“Words can make or break us,” Jones said. “God’s word to you is love and delight. God’s most accurate word to you is ‘I love you.’ The most real thing about you is that you are loved.”
For the early Christians, the word was joy, that something had happened to them that determined who they were. The good news, he said, is that there is an alternative to our oppressive story if we are open to divine inventiveness.
God is an artist and the world has no functional end but God’s love and delight of it, Jones said. Sic Deus dilexit mundum: God so delighted in the world. There is no other point but delight, and love is the story.
He told the congregation they don’t have to believe it. He said, “You don’t have to justify yourself; you are made out of joy, not utility. You were made for the pleasure of it.” It is God’s power that allows us to be ourselves. Sheer joy needs company.
What is the word that is pulling at your soul? he asked.
“Is it ‘Get out’ or ‘You are fat’ or is it a word of community where no one is left out?” he asked. “Shut your eyes and imagine God’s delight. We can invent and celebrate a world worthy to delight in. Sic Deus dilexit mundum. You are God’s joy; go out and invent the world.”
The Rev. Robert M. Franklin, Jr., director of the Department of Religion, presided. James A. Pardo Jr., chair of the Chautauqua Institution Board of Trustees, read the Old Testament Scripture and Shannon Rozner, longtime friend of President Michael E. Hill, read the New Testament lesson. Jared Jacobsen, organist, choir director and director of sacred music, led the choir. The organ prelude was “Vision of the Church Eternal” by Olivier Messiaen. The hymn-anthem was “Beautiful River” by Robert Lowry, festival arrangement by John Rutter. James Paterniti played “Taps” at the end of the Prayers of the People. The anthem was “Abide with me” by William Henry Monk, arranged by Molly Ijames and the offertory anthem was “I was Glad” by Charles Hubert Hastings Parry based on Psalm 122. The organ postlude was “Final” (Symphonie I, vi) by Louis Vierne.

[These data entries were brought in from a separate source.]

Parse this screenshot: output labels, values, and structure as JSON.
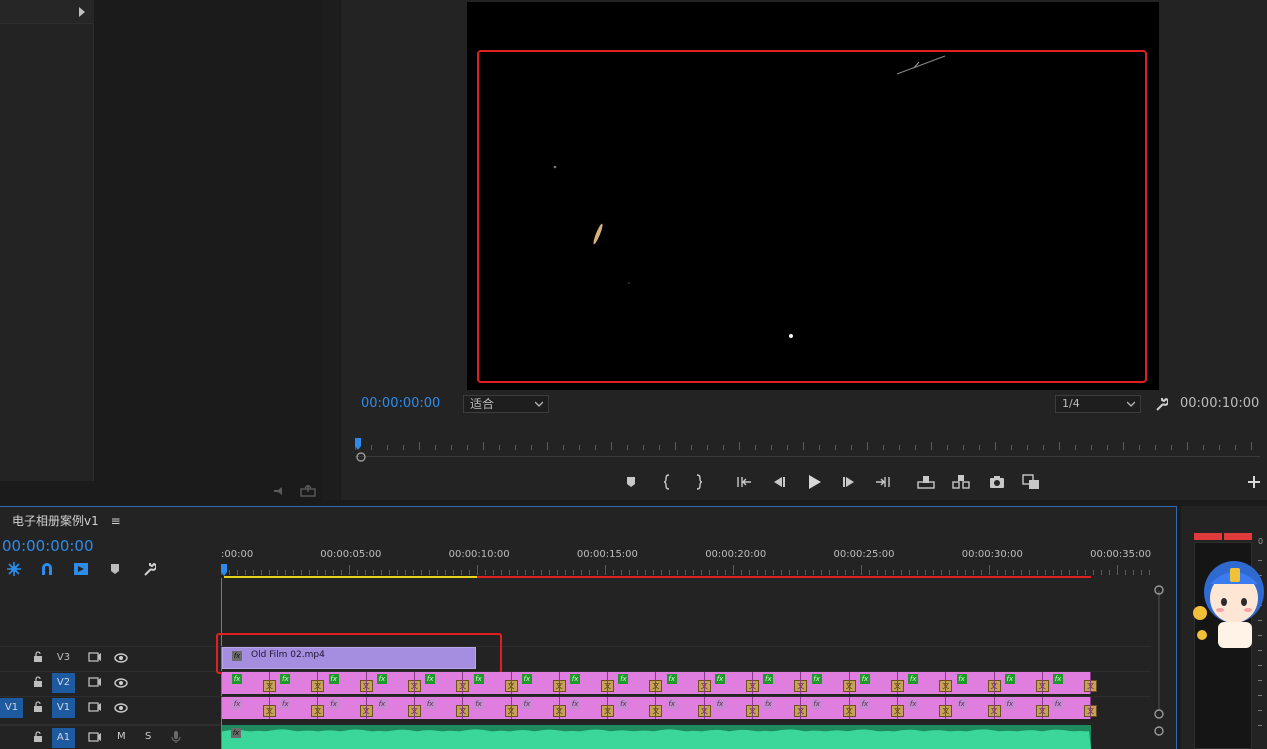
{
  "project_panel": {
    "expand_icon": "triangle-right-icon"
  },
  "program_monitor": {
    "current_timecode": "00:00:00:00",
    "fit_label": "适合",
    "resolution_label": "1/4",
    "duration_timecode": "00:00:10:00"
  },
  "transport": {
    "icons": [
      "marker-icon",
      "mark-in-icon",
      "mark-out-icon",
      "go-to-in-icon",
      "step-back-icon",
      "play-icon",
      "step-forward-icon",
      "go-to-out-icon",
      "lift-icon",
      "extract-icon",
      "camera-icon",
      "compare-icon",
      "add-button-icon"
    ]
  },
  "timeline": {
    "sequence_name": "电子相册案例v1",
    "menu_icon": "≡",
    "timecode": "00:00:00:00",
    "ruler_labels": [
      ":00:00",
      "00:00:05:00",
      "00:00:10:00",
      "00:00:15:00",
      "00:00:20:00",
      "00:00:25:00",
      "00:00:30:00",
      "00:00:35:00"
    ],
    "tracks": [
      {
        "name": "V3",
        "source": ""
      },
      {
        "name": "V2",
        "source": ""
      },
      {
        "name": "V1",
        "source": "V1"
      },
      {
        "name": "A1",
        "source": ""
      }
    ],
    "audio_buttons": {
      "mute": "M",
      "solo": "S"
    },
    "clip": {
      "name": "Old Film 02.mp4"
    },
    "colors": {
      "clip": "#a58ee0",
      "stills": "#e07ee0",
      "audio": "#27b97c",
      "highlight": "#e02020",
      "accent": "#2d8ceb"
    }
  },
  "audio_meter": {
    "top_label": "0"
  }
}
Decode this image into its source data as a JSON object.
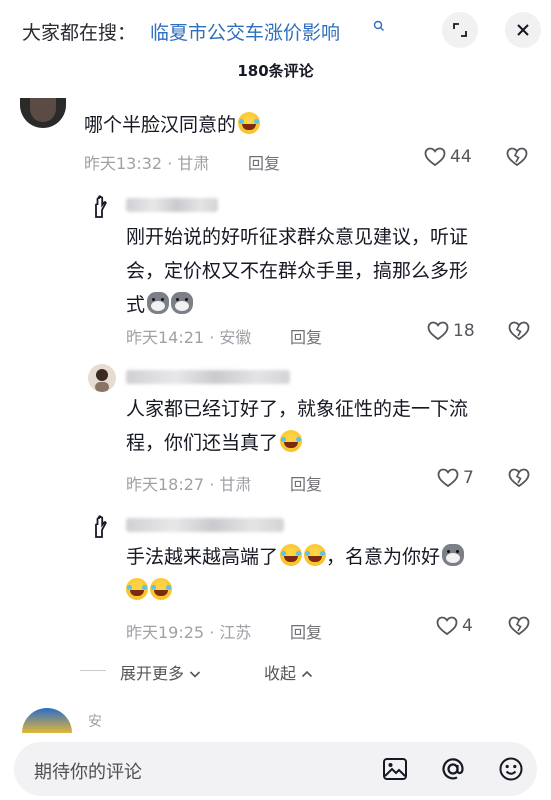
{
  "header": {
    "search_prefix": "大家都在搜：",
    "search_term": "临夏市公交车涨价影响",
    "comment_count_title": "180条评论"
  },
  "comments": [
    {
      "text": "哪个半脸汉同意的",
      "emoji": [
        "laugh-cry-emoji"
      ],
      "time_location": "昨天13:32 · 甘肃",
      "reply_label": "回复",
      "likes": "44"
    }
  ],
  "replies": [
    {
      "text_line1": "刚开始说的好听征求群众意见建议，听证",
      "text_line2": "会，定价权又不在群众手里，搞那么多形",
      "text_line3": "式",
      "time_location": "昨天14:21 · 安徽",
      "reply_label": "回复",
      "likes": "18"
    },
    {
      "text_line1": "人家都已经订好了，就象征性的走一下流",
      "text_line2": "程，你们还当真了",
      "time_location": "昨天18:27 · 甘肃",
      "reply_label": "回复",
      "likes": "7"
    },
    {
      "text_part1": "手法越来越高端了",
      "text_part2": "，名意为你好",
      "time_location": "昨天19:25 · 江苏",
      "reply_label": "回复",
      "likes": "4"
    }
  ],
  "thread_controls": {
    "expand_more": "展开更多",
    "collapse": "收起"
  },
  "next_comment": {
    "name_partial": "安"
  },
  "composer": {
    "placeholder": "期待你的评论"
  },
  "colors": {
    "link_blue": "#2f6fbd",
    "meta_gray": "#a0a1a6",
    "text_dark": "#161823"
  }
}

The Samuel M. and Mary E. Hazlett Memorial Fund and the J. Everett Hall Memorial Chaplaincy provide support for this week’s services.